Whenever a line of the listing contains the string "Regiment", return that line.

--- Supplied entries Enclosed Below ---

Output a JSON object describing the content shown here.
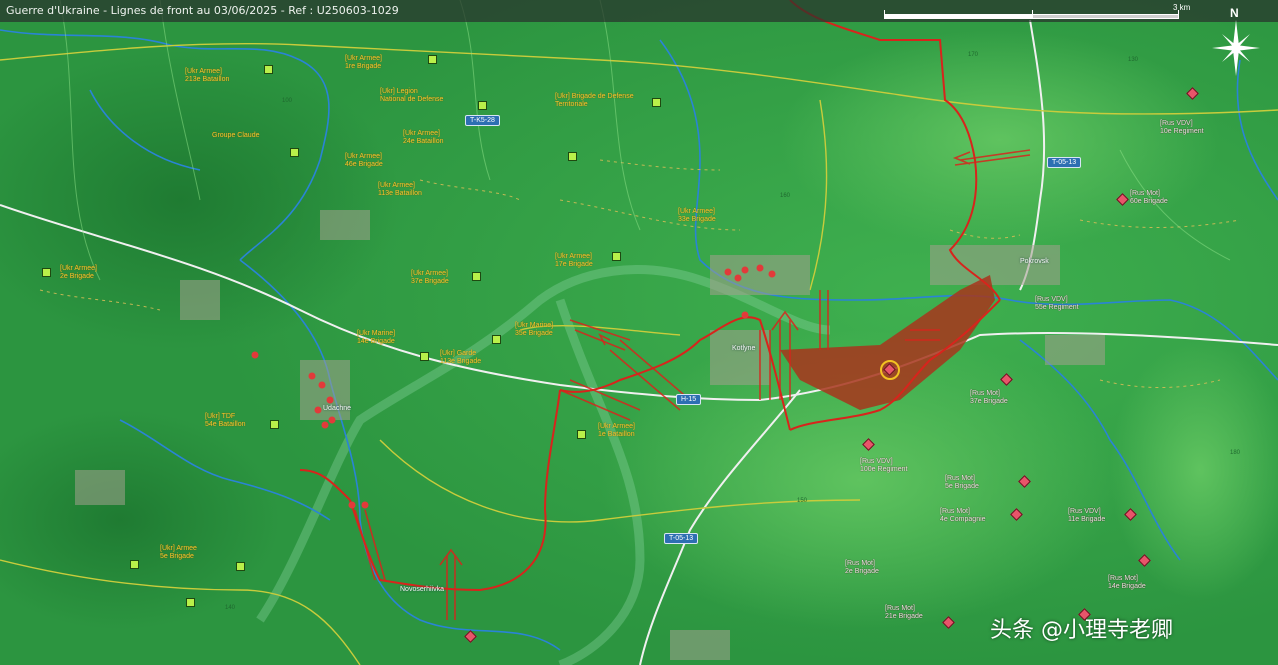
{
  "header": {
    "title": "Guerre d'Ukraine - Lignes de front au 03/06/2025 - Ref : U250603-1029",
    "scale_label": "3 km",
    "compass_label": "N"
  },
  "roads": [
    "T-K5-28",
    "T-05-13",
    "H-15",
    "T-05-13"
  ],
  "units_friendly": [
    "[Ukr Armee]\n1re Brigade",
    "[Ukr Armee]\n213e Bataillon",
    "[Ukr] Legion\nNational de Defense",
    "[Ukr] Brigade de Defense\nTerritoriale",
    "[Ukr Armee]\n24e Bataillon",
    "Groupe Claude",
    "[Ukr Armee]\n46e Brigade",
    "[Ukr Armee]\n113e Bataillon",
    "[Ukr Armee]\n17e Brigade",
    "[Ukr Marine]\n35e Brigade",
    "[Ukr Marine]\n14e Brigade",
    "[Ukr] Garde\n113e Brigade",
    "[Ukr Armee]\n37e Brigade",
    "[Ukr Armee]\n33e Brigade",
    "[Ukr Armee]\n1e Bataillon",
    "[Ukr] TDF\n54e Bataillon",
    "[Ukr] Armee\n5e Brigade",
    "[Ukr Armee]\n2e Brigade"
  ],
  "units_enemy": [
    "[Rus VDV]\n10e Regiment",
    "[Rus Mot]\n60e Brigade",
    "[Rus VDV]\n55e Regiment",
    "[Rus VDV]\n100e Regiment",
    "[Rus Mot]\n5e Brigade",
    "[Rus Mot]\n4e Compagnie",
    "[Rus VDV]\n11e Brigade",
    "[Rus Mot]\n2e Brigade",
    "[Rus Mot]\n21e Brigade",
    "[Rus Mot]\n14e Brigade",
    "[Rus Mot]\n37e Brigade"
  ],
  "places": [
    "Pokrovsk",
    "Kotlyne",
    "Udachne",
    "Novoserhiivka"
  ],
  "contours": [
    "100",
    "130",
    "150",
    "170",
    "180",
    "160",
    "140"
  ],
  "watermark": "头条 @小理寺老卿",
  "colors": {
    "terrain_dark": "#2a8f3d",
    "terrain_light": "#4db657",
    "frontline": "#d8241c",
    "advance_area": "#a8351c",
    "river": "#2a84d6",
    "road_major": "#f0f0f0",
    "road_minor": "#d8b03c",
    "unit_label": "#f2c531"
  }
}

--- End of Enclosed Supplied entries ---

§ **Reply to the task**
    "[Rus VDV]\n10e Regiment",
    "[Rus VDV]\n55e Regiment",
    "[Rus VDV]\n100e Regiment",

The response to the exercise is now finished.